I have always wanted to go up and visit Stonehouse Gardens, and because we had no plans of ever coming back, it was imperative that we go this time.
We arrived a few minutes before four in the afternoon on the first Saturday of December. The sun was nearly at the horizon and behind the clump of trees by the fence. After refreshing ourselves with glasses of juice served by the resort and take-out food from Bigg’s Diner, we went on a walk around the place and took photos. The setting sun gave just the right light for what would become some of my favorite photos for the year 2012.
We were all sitting in our respective “offices”, mine under the stairs, Lia in her designated sofa space, and H on the dining table, when we heard this song playing on Lia’s tablet. It’s a pretty catchy tune, and more often than not, it’s the music that I hear and never the lyrics of a song. H says, “I like that music Lia. Great music choice,” so I go over and look at her tablet to see what’s playing, because earlier she was just singing along to Umizoomi videos on YouTube. And I see the cartoons and hear the “dumb ways to die” lyrics. The mother in me says, “Uh-oh, what is this song about? Masquerading in great, catchy tunes and adorable animation, BUT what is the message?” So we google.

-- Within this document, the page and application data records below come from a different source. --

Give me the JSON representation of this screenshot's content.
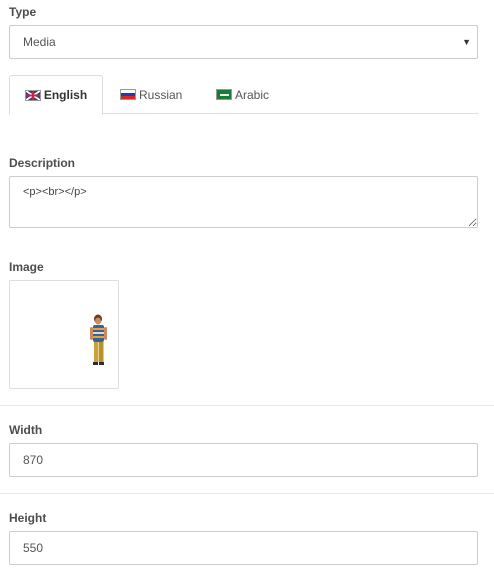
{
  "type": {
    "label": "Type",
    "selected": "Media"
  },
  "tabs": [
    {
      "label": "English",
      "flag": "uk-flag-icon",
      "active": true
    },
    {
      "label": "Russian",
      "flag": "russia-flag-icon",
      "active": false
    },
    {
      "label": "Arabic",
      "flag": "saudi-arabia-flag-icon",
      "active": false
    }
  ],
  "description": {
    "label": "Description",
    "value": "<p><br></p>"
  },
  "image": {
    "label": "Image",
    "thumbnail": "person-photo"
  },
  "width": {
    "label": "Width",
    "value": "870"
  },
  "height": {
    "label": "Height",
    "value": "550"
  }
}
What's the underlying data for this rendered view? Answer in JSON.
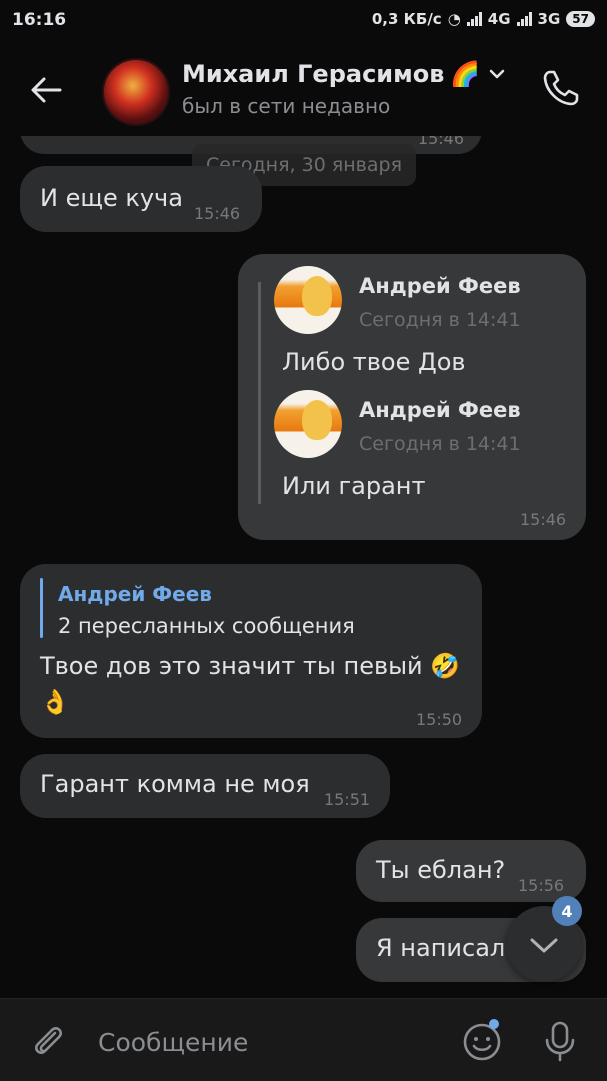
{
  "status_bar": {
    "time": "16:16",
    "speed": "0,3 КБ/с",
    "net1": "4G",
    "net2": "3G",
    "battery": "57"
  },
  "header": {
    "contact_name": "Михаил Герасимов",
    "name_emoji": "🌈",
    "status": "был в сети недавно",
    "icons": [
      "back-arrow-icon",
      "chevron-down-icon",
      "phone-icon"
    ]
  },
  "chat": {
    "partial_time": "15:46",
    "date_separator": "Сегодня, 30 января",
    "messages": [
      {
        "text": "И еще куча",
        "time": "15:46"
      },
      {
        "forwarded": [
          {
            "author": "Андрей Феев",
            "date": "Сегодня в 14:41",
            "text": "Либо твое Дов"
          },
          {
            "author": "Андрей Феев",
            "date": "Сегодня в 14:41",
            "text": "Или гарант"
          }
        ],
        "time": "15:46"
      },
      {
        "reply_author": "Андрей Феев",
        "reply_text": "2 пересланных сообщения",
        "text_line1": "Твое дов это значит ты певый",
        "emoji1": "🤣",
        "emoji2": "👌",
        "time": "15:50"
      },
      {
        "text": "Гарант комма не моя",
        "time": "15:51"
      },
      {
        "text": "Ты еблан?",
        "time": "15:56"
      },
      {
        "text": "Я написал",
        "time": ""
      }
    ]
  },
  "scroll_fab": {
    "badge": "4"
  },
  "composer": {
    "placeholder": "Сообщение"
  },
  "colors": {
    "background": "#0a0a0a",
    "bubble_in": "#2c2d2e",
    "bubble_out": "#373839",
    "accent": "#71aaeb",
    "badge": "#5181b8"
  }
}
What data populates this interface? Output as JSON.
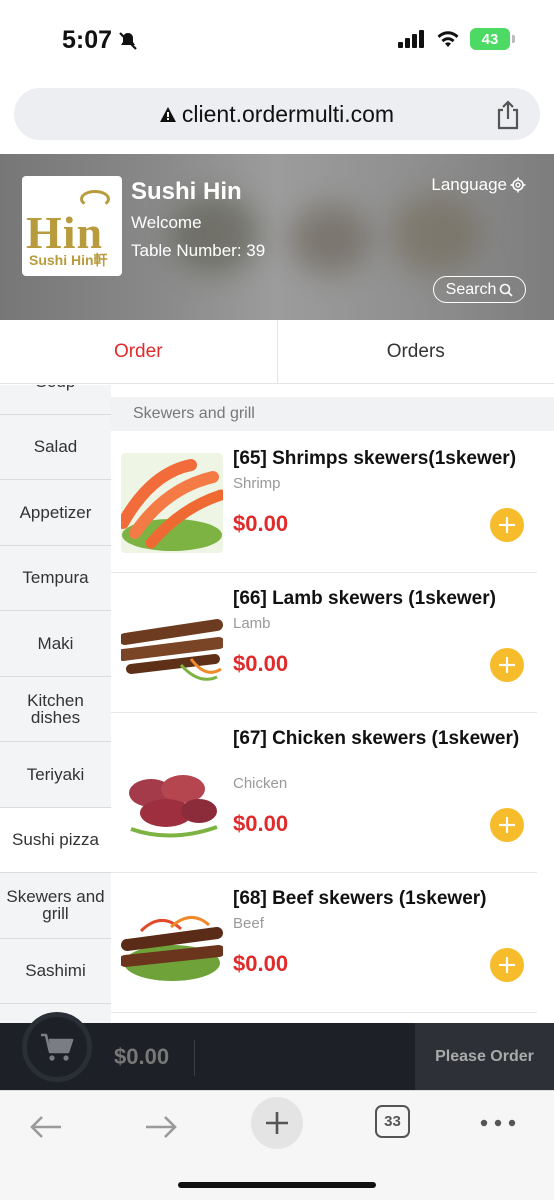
{
  "status_bar": {
    "time": "5:07",
    "battery": "43"
  },
  "browser": {
    "url": "client.ordermulti.com",
    "tab_count": "33"
  },
  "restaurant": {
    "name": "Sushi Hin",
    "welcome": "Welcome",
    "table": "Table Number: 39",
    "language_label": "Language",
    "search_label": "Search",
    "logo_text": "Hin",
    "logo_sub": "Sushi Hin軒"
  },
  "tabs": [
    {
      "label": "Order"
    },
    {
      "label": "Orders"
    }
  ],
  "sidebar": {
    "items": [
      {
        "label": "Soup"
      },
      {
        "label": "Salad"
      },
      {
        "label": "Appetizer"
      },
      {
        "label": "Tempura"
      },
      {
        "label": "Maki"
      },
      {
        "label": "Kitchen dishes"
      },
      {
        "label": "Teriyaki"
      },
      {
        "label": "Sushi pizza"
      },
      {
        "label": "Skewers and grill"
      },
      {
        "label": "Sashimi"
      }
    ]
  },
  "section": {
    "title": "Skewers and grill"
  },
  "dishes": [
    {
      "name": "[65] Shrimps skewers(1skewer)",
      "desc": "Shrimp",
      "price": "$0.00"
    },
    {
      "name": "[66] Lamb skewers (1skewer)",
      "desc": "Lamb",
      "price": "$0.00"
    },
    {
      "name": "[67] Chicken skewers (1skewer)",
      "desc": "Chicken",
      "price": "$0.00"
    },
    {
      "name": "[68] Beef skewers (1skewer)",
      "desc": "Beef",
      "price": "$0.00"
    }
  ],
  "cart": {
    "total": "$0.00",
    "button": "Please Order"
  },
  "colors": {
    "accent_red": "#e12b2b",
    "add_yellow": "#f6bc2b",
    "cart_bg": "#1d2026"
  }
}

Details are found here from huffingtonpost.
“Well, this is definitely the most precious way to convey the message, “Don’t stand in front of a train, idiot.”
Australian Metro put out this twee-soaked, very creative animated music video listing things that end in tragedy that are just as preventable as being careless around trains — like using your private parts as piranha bait and taking your helmet off in outer space. The song is by a band called Tangerine Kitty, of course, and can also be downloaded here.
This is a message that anyone living in a city with public transportation should listen to.”- Huffingtonpost
You can listen to it here on soundcloud.
This song and video is now going viral and I can only say thanks Lia for finding this, you are amazing! Though wait, I might have to re-think about what this does to 3-year old minds.
As much as Lia loves the beach, Lia also loves the malls. But only if there are reindeers. No, just kidding. Lia loves the beach more. She will never say no to the question, “Do you want to go to the beach?” regardless of her mood or her state of hunger or tiredness. On the other hand, she would say no to the question “Do you want to go to the mall?” eighty percent of the time. Sometimes I even have to force her.
Lia also didn’t want me to take photos of her. She wanted me to take photos of puppy wearing her new funky plastic glasses that we bought at a street stall while waiting for the car’s tank to get filled up at a gas station the day before.
I had planned on going to the Global Pinoy Bazaar at Rockwell Tent earlier but Lia had fallen asleep on the sofa. We let her sleep because we knew she needed the energy, and we needed her to be in a good mood for a time at the mall and the bazaar. We left before six in the evening and traffic from Junction at the Ortigas Ave. Ext. all the way to Ever Gotesco mall was a crawl. Slower than crawl actually. The traffic was light past the mall though and we arrived in Rockwell Makati an hour later – hungry and tired already.